■ **Task statement**: Filter the data for lines with the word "JSON" and copy those lines.

[Stored entries]
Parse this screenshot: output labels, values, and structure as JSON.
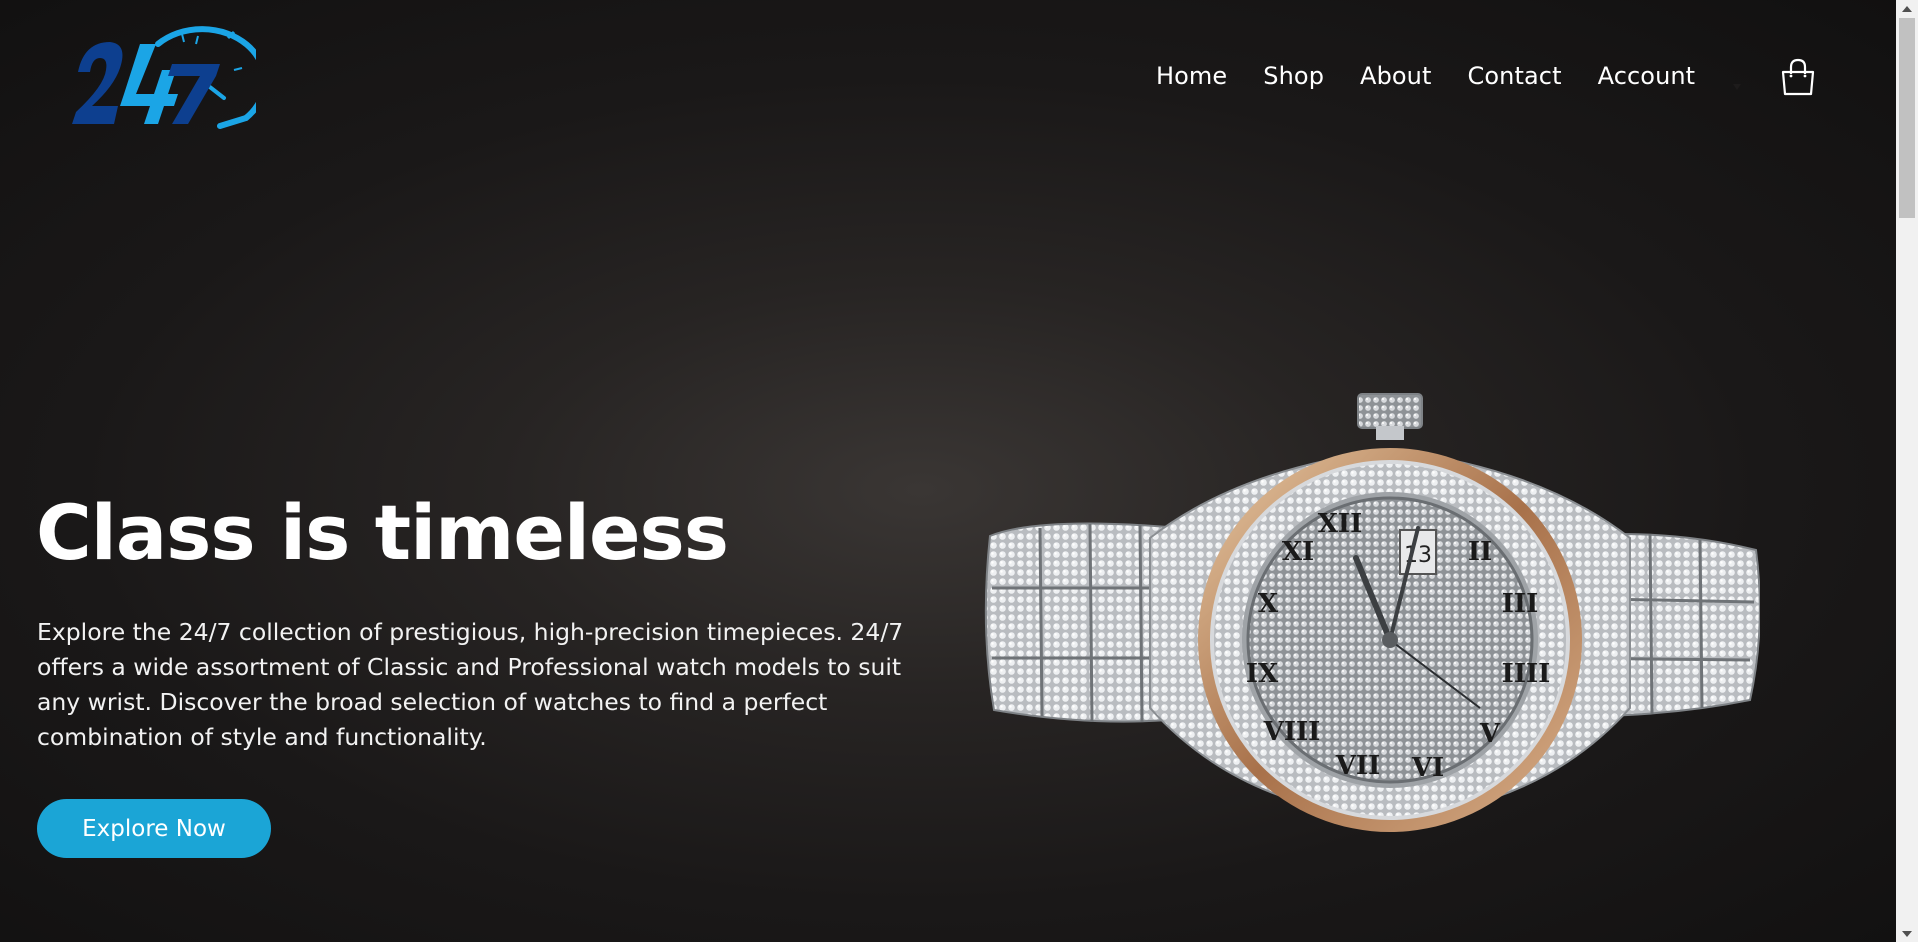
{
  "brand": {
    "logo_text": "24/7",
    "colors": {
      "dark_blue": "#0d3f8f",
      "light_blue": "#1ba5e6"
    }
  },
  "nav": {
    "items": [
      {
        "label": "Home"
      },
      {
        "label": "Shop"
      },
      {
        "label": "About"
      },
      {
        "label": "Contact"
      },
      {
        "label": "Account"
      }
    ],
    "account_dropdown_icon": "caret-down",
    "cart_icon": "shopping-bag"
  },
  "hero": {
    "title": "Class is timeless",
    "description": "Explore the 24/7 collection of prestigious, high-precision timepieces. 24/7 offers a wide assortment of Classic and Professional watch models to suit any wrist. Discover the broad selection of watches to find a perfect combination of style and functionality.",
    "cta_label": "Explore Now",
    "cta_color": "#1ba5d6",
    "image_icon": "diamond-watch"
  }
}
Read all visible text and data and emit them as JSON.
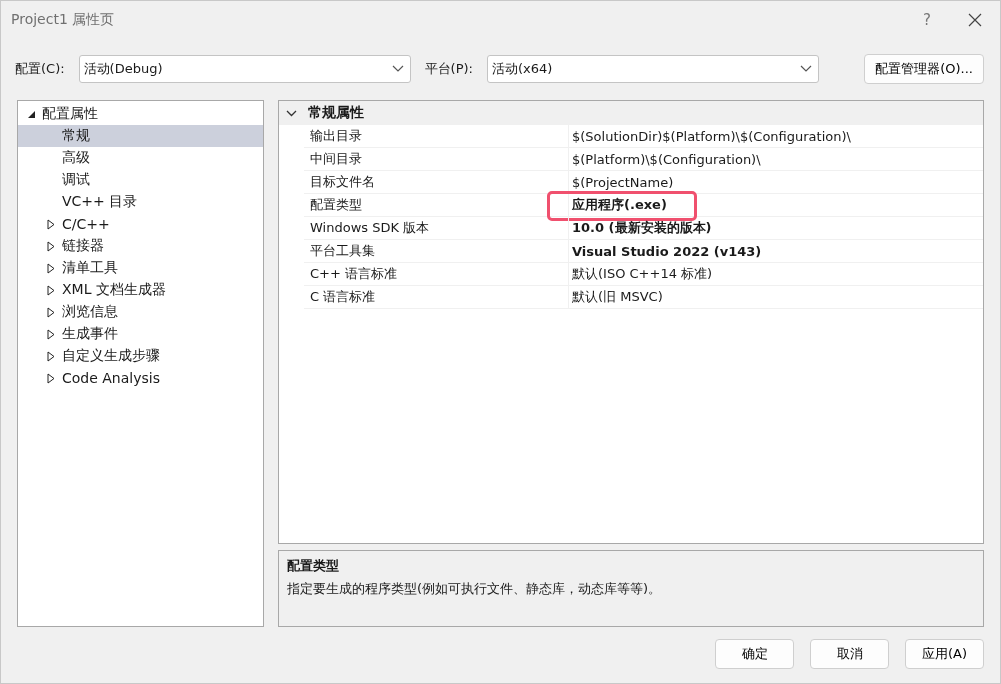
{
  "window": {
    "title": "Project1 属性页",
    "help": "?"
  },
  "config": {
    "label": "配置(C):",
    "value": "活动(Debug)"
  },
  "platform": {
    "label": "平台(P):",
    "value": "活动(x64)"
  },
  "config_manager_button": "配置管理器(O)...",
  "tree": [
    {
      "label": "配置属性",
      "expanded": true,
      "selected": false,
      "children": [
        {
          "label": "常规",
          "selected": true
        },
        {
          "label": "高级",
          "selected": false
        },
        {
          "label": "调试",
          "selected": false
        },
        {
          "label": "VC++ 目录",
          "selected": false
        },
        {
          "label": "C/C++",
          "expanded": false,
          "selected": false
        },
        {
          "label": "链接器",
          "expanded": false,
          "selected": false
        },
        {
          "label": "清单工具",
          "expanded": false,
          "selected": false
        },
        {
          "label": "XML 文档生成器",
          "expanded": false,
          "selected": false
        },
        {
          "label": "浏览信息",
          "expanded": false,
          "selected": false
        },
        {
          "label": "生成事件",
          "expanded": false,
          "selected": false
        },
        {
          "label": "自定义生成步骤",
          "expanded": false,
          "selected": false
        },
        {
          "label": "Code Analysis",
          "expanded": false,
          "selected": false
        }
      ]
    }
  ],
  "property_group": {
    "title": "常规属性",
    "expanded": true,
    "rows": [
      {
        "name": "输出目录",
        "value": "$(SolutionDir)$(Platform)\\$(Configuration)\\",
        "bold": false,
        "highlighted": false
      },
      {
        "name": "中间目录",
        "value": "$(Platform)\\$(Configuration)\\",
        "bold": false,
        "highlighted": false
      },
      {
        "name": "目标文件名",
        "value": "$(ProjectName)",
        "bold": false,
        "highlighted": false
      },
      {
        "name": "配置类型",
        "value": "应用程序(.exe)",
        "bold": true,
        "highlighted": true
      },
      {
        "name": "Windows SDK 版本",
        "value": "10.0 (最新安装的版本)",
        "bold": true,
        "highlighted": false
      },
      {
        "name": "平台工具集",
        "value": "Visual Studio 2022 (v143)",
        "bold": true,
        "highlighted": false
      },
      {
        "name": "C++ 语言标准",
        "value": "默认(ISO C++14 标准)",
        "bold": false,
        "highlighted": false
      },
      {
        "name": "C 语言标准",
        "value": "默认(旧 MSVC)",
        "bold": false,
        "highlighted": false
      }
    ]
  },
  "description": {
    "title": "配置类型",
    "text": "指定要生成的程序类型(例如可执行文件、静态库，动态库等等)。"
  },
  "buttons": [
    "确定",
    "取消",
    "应用(A)"
  ]
}
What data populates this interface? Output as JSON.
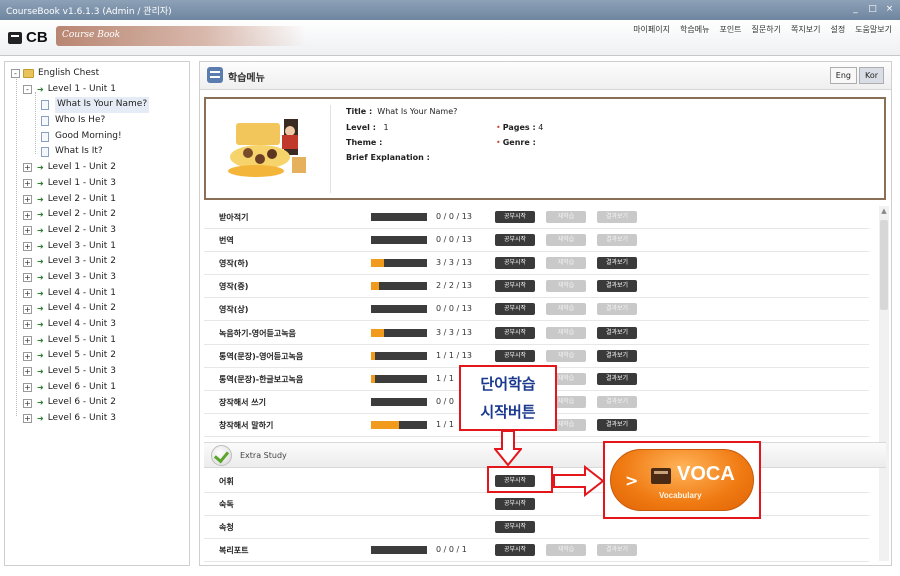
{
  "window": {
    "title": "CourseBook v1.6.1.3 (Admin / 관리자)",
    "controls": [
      "_",
      "□",
      "×"
    ]
  },
  "header": {
    "brand": "CB",
    "brand_sub": "Course Book",
    "menu": [
      "마이페이지",
      "학습메뉴",
      "포인트",
      "질문하기",
      "쪽지보기",
      "설정",
      "도움말보기"
    ]
  },
  "tree": {
    "root": "English Chest",
    "levels": [
      {
        "label": "Level 1 - Unit 1",
        "expander": "-",
        "lessons": [
          "What Is Your Name?",
          "Who Is He?",
          "Good Morning!",
          "What Is It?"
        ]
      },
      {
        "label": "Level 1 - Unit 2",
        "expander": "+"
      },
      {
        "label": "Level 1 - Unit 3",
        "expander": "+"
      },
      {
        "label": "Level 2 - Unit 1",
        "expander": "+"
      },
      {
        "label": "Level 2 - Unit 2",
        "expander": "+"
      },
      {
        "label": "Level 2 - Unit 3",
        "expander": "+"
      },
      {
        "label": "Level 3 - Unit 1",
        "expander": "+"
      },
      {
        "label": "Level 3 - Unit 2",
        "expander": "+"
      },
      {
        "label": "Level 3 - Unit 3",
        "expander": "+"
      },
      {
        "label": "Level 4 - Unit 1",
        "expander": "+"
      },
      {
        "label": "Level 4 - Unit 2",
        "expander": "+"
      },
      {
        "label": "Level 4 - Unit 3",
        "expander": "+"
      },
      {
        "label": "Level 5 - Unit 1",
        "expander": "+"
      },
      {
        "label": "Level 5 - Unit 2",
        "expander": "+"
      },
      {
        "label": "Level 5 - Unit 3",
        "expander": "+"
      },
      {
        "label": "Level 6 - Unit 1",
        "expander": "+"
      },
      {
        "label": "Level 6 - Unit 2",
        "expander": "+"
      },
      {
        "label": "Level 6 - Unit 3",
        "expander": "+"
      }
    ]
  },
  "main": {
    "title": "학습메뉴",
    "lang": {
      "eng": "Eng",
      "kor": "Kor"
    }
  },
  "info": {
    "title_label": "Title :",
    "title_value": "What Is Your Name?",
    "level_label": "Level :",
    "level_value": "1",
    "pages_label": "Pages :",
    "pages_value": "4",
    "theme_label": "Theme :",
    "theme_value": "",
    "genre_label": "Genre :",
    "genre_value": "",
    "brief_label": "Brief Explanation :",
    "brief_value": ""
  },
  "study_buttons": {
    "start": "공부시작",
    "review": "재학습",
    "result": "결과보기"
  },
  "study_rows": [
    {
      "label": "받아적기",
      "progress": 0,
      "count": "0 / 0 / 13",
      "result_active": false
    },
    {
      "label": "번역",
      "progress": 0,
      "count": "0 / 0 / 13",
      "result_active": false
    },
    {
      "label": "영작(하)",
      "progress": 0.23,
      "count": "3 / 3 / 13",
      "result_active": true
    },
    {
      "label": "영작(중)",
      "progress": 0.15,
      "count": "2 / 2 / 13",
      "result_active": true
    },
    {
      "label": "영작(상)",
      "progress": 0,
      "count": "0 / 0 / 13",
      "result_active": false
    },
    {
      "label": "녹음하기-영어듣고녹음",
      "progress": 0.23,
      "count": "3 / 3 / 13",
      "result_active": true
    },
    {
      "label": "통역(문장)-영어듣고녹음",
      "progress": 0.08,
      "count": "1 / 1 / 13",
      "result_active": true
    },
    {
      "label": "통역(문장)-한글보고녹음",
      "progress": 0.08,
      "count": "1 / 1",
      "result_active": true
    },
    {
      "label": "장작해서 쓰기",
      "progress": 0,
      "count": "0 / 0",
      "result_active": false
    },
    {
      "label": "창작해서 말하기",
      "progress": 0.5,
      "count": "1 / 1",
      "result_active": true
    }
  ],
  "extra": {
    "title": "Extra Study",
    "rows": [
      {
        "label": "어휘"
      },
      {
        "label": "숙독"
      },
      {
        "label": "속청"
      }
    ],
    "review_row": {
      "label": "복리포트",
      "count": "0 / 0 / 1"
    }
  },
  "callout": {
    "line1": "단어학습",
    "line2": "시작버튼"
  },
  "voca": {
    "title": "VOCA",
    "subtitle": "Vocabulary",
    "color": "#f07a12"
  },
  "colors": {
    "highlight": "#e3171b",
    "progress": "#f29a1c",
    "callout_text": "#1b3a8f"
  }
}
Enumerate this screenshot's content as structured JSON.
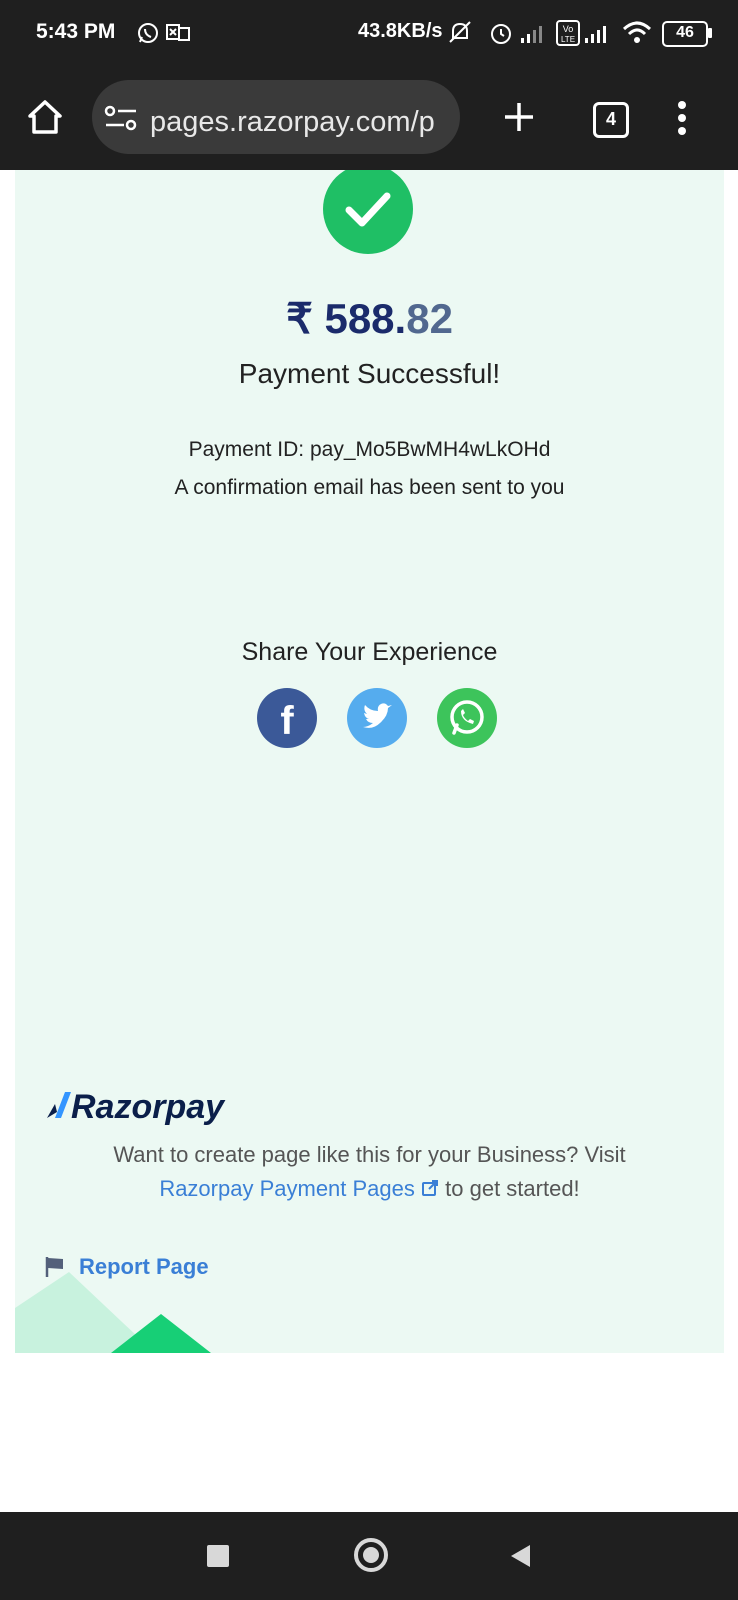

■ **Exercise answer**:
Parse this screenshot: output labels, values, and structure as JSON.
Read all visible text and data and emit them as JSON.
What data populates this interface? Output as JSON.
Enumerate this screenshot's content as structured JSON.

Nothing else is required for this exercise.